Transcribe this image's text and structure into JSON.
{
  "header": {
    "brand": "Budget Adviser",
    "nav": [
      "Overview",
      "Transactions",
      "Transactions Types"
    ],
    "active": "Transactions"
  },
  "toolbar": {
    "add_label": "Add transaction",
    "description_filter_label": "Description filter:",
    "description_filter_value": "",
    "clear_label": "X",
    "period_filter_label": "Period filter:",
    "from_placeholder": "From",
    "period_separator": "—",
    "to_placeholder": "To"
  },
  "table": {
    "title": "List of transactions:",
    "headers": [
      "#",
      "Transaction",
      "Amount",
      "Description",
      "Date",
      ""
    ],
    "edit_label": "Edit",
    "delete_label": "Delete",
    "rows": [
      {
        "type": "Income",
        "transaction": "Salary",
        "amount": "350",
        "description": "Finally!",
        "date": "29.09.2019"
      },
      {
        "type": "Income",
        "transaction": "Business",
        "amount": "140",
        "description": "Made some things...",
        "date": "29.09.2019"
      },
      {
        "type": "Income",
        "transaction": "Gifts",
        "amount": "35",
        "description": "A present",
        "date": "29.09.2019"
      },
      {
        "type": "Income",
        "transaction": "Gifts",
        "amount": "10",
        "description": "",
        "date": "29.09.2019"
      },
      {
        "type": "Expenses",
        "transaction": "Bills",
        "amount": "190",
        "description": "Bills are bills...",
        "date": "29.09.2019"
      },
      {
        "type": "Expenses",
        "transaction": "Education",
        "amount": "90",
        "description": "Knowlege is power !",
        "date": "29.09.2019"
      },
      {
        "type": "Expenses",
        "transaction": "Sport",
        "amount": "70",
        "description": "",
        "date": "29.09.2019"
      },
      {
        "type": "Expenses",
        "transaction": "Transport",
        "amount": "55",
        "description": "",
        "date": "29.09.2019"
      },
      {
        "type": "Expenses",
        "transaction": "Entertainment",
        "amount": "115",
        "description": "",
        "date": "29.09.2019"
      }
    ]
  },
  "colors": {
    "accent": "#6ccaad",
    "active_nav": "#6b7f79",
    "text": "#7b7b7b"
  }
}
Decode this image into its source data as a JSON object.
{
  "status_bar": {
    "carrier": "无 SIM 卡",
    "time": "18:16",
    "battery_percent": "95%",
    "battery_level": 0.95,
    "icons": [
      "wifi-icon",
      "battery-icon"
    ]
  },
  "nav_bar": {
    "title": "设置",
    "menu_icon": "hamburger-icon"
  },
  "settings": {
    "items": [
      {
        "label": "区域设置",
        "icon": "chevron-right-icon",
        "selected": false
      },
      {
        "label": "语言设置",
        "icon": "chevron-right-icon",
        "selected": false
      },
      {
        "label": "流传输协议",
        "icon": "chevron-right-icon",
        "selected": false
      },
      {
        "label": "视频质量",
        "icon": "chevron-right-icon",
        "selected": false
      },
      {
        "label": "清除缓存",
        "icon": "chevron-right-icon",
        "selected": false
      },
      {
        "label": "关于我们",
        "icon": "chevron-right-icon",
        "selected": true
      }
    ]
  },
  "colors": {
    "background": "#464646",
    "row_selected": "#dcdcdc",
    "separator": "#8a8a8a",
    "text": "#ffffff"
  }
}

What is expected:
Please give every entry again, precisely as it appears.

Reply:
Transcribe this image's text and structure into JSON.
{
  "header": {
    "brand": "Budget Adviser",
    "nav": [
      "Overview",
      "Transactions",
      "Transactions Types"
    ],
    "active": "Transactions"
  },
  "toolbar": {
    "add_label": "Add transaction",
    "description_filter_label": "Description filter:",
    "description_filter_value": "",
    "clear_label": "X",
    "period_filter_label": "Period filter:",
    "from_placeholder": "From",
    "period_separator": "—",
    "to_placeholder": "To"
  },
  "table": {
    "title": "List of transactions:",
    "headers": [
      "#",
      "Transaction",
      "Amount",
      "Description",
      "Date",
      ""
    ],
    "edit_label": "Edit",
    "delete_label": "Delete",
    "rows": [
      {
        "type": "Income",
        "transaction": "Salary",
        "amount": "350",
        "description": "Finally!",
        "date": "29.09.2019"
      },
      {
        "type": "Income",
        "transaction": "Business",
        "amount": "140",
        "description": "Made some things...",
        "date": "29.09.2019"
      },
      {
        "type": "Income",
        "transaction": "Gifts",
        "amount": "35",
        "description": "A present",
        "date": "29.09.2019"
      },
      {
        "type": "Income",
        "transaction": "Gifts",
        "amount": "10",
        "description": "",
        "date": "29.09.2019"
      },
      {
        "type": "Expenses",
        "transaction": "Bills",
        "amount": "190",
        "description": "Bills are bills...",
        "date": "29.09.2019"
      },
      {
        "type": "Expenses",
        "transaction": "Education",
        "amount": "90",
        "description": "Knowlege is power !",
        "date": "29.09.2019"
      },
      {
        "type": "Expenses",
        "transaction": "Sport",
        "amount": "70",
        "description": "",
        "date": "29.09.2019"
      },
      {
        "type": "Expenses",
        "transaction": "Transport",
        "amount": "55",
        "description": "",
        "date": "29.09.2019"
      },
      {
        "type": "Expenses",
        "transaction": "Entertainment",
        "amount": "115",
        "description": "",
        "date": "29.09.2019"
      }
    ]
  },
  "colors": {
    "accent": "#6ccaad",
    "active_nav": "#6b7f79",
    "text": "#7b7b7b"
  }
}
Decode this image into its source data as a JSON object.
{
  "status_bar": {
    "carrier": "无 SIM 卡",
    "time": "18:16",
    "battery_percent": "95%",
    "battery_level": 0.95,
    "icons": [
      "wifi-icon",
      "battery-icon"
    ]
  },
  "nav_bar": {
    "title": "设置",
    "menu_icon": "hamburger-icon"
  },
  "settings": {
    "items": [
      {
        "label": "区域设置",
        "icon": "chevron-right-icon",
        "selected": false
      },
      {
        "label": "语言设置",
        "icon": "chevron-right-icon",
        "selected": false
      },
      {
        "label": "流传输协议",
        "icon": "chevron-right-icon",
        "selected": false
      },
      {
        "label": "视频质量",
        "icon": "chevron-right-icon",
        "selected": false
      },
      {
        "label": "清除缓存",
        "icon": "chevron-right-icon",
        "selected": false
      },
      {
        "label": "关于我们",
        "icon": "chevron-right-icon",
        "selected": true
      }
    ]
  },
  "colors": {
    "background": "#464646",
    "row_selected": "#dcdcdc",
    "separator": "#8a8a8a",
    "text": "#ffffff"
  }
}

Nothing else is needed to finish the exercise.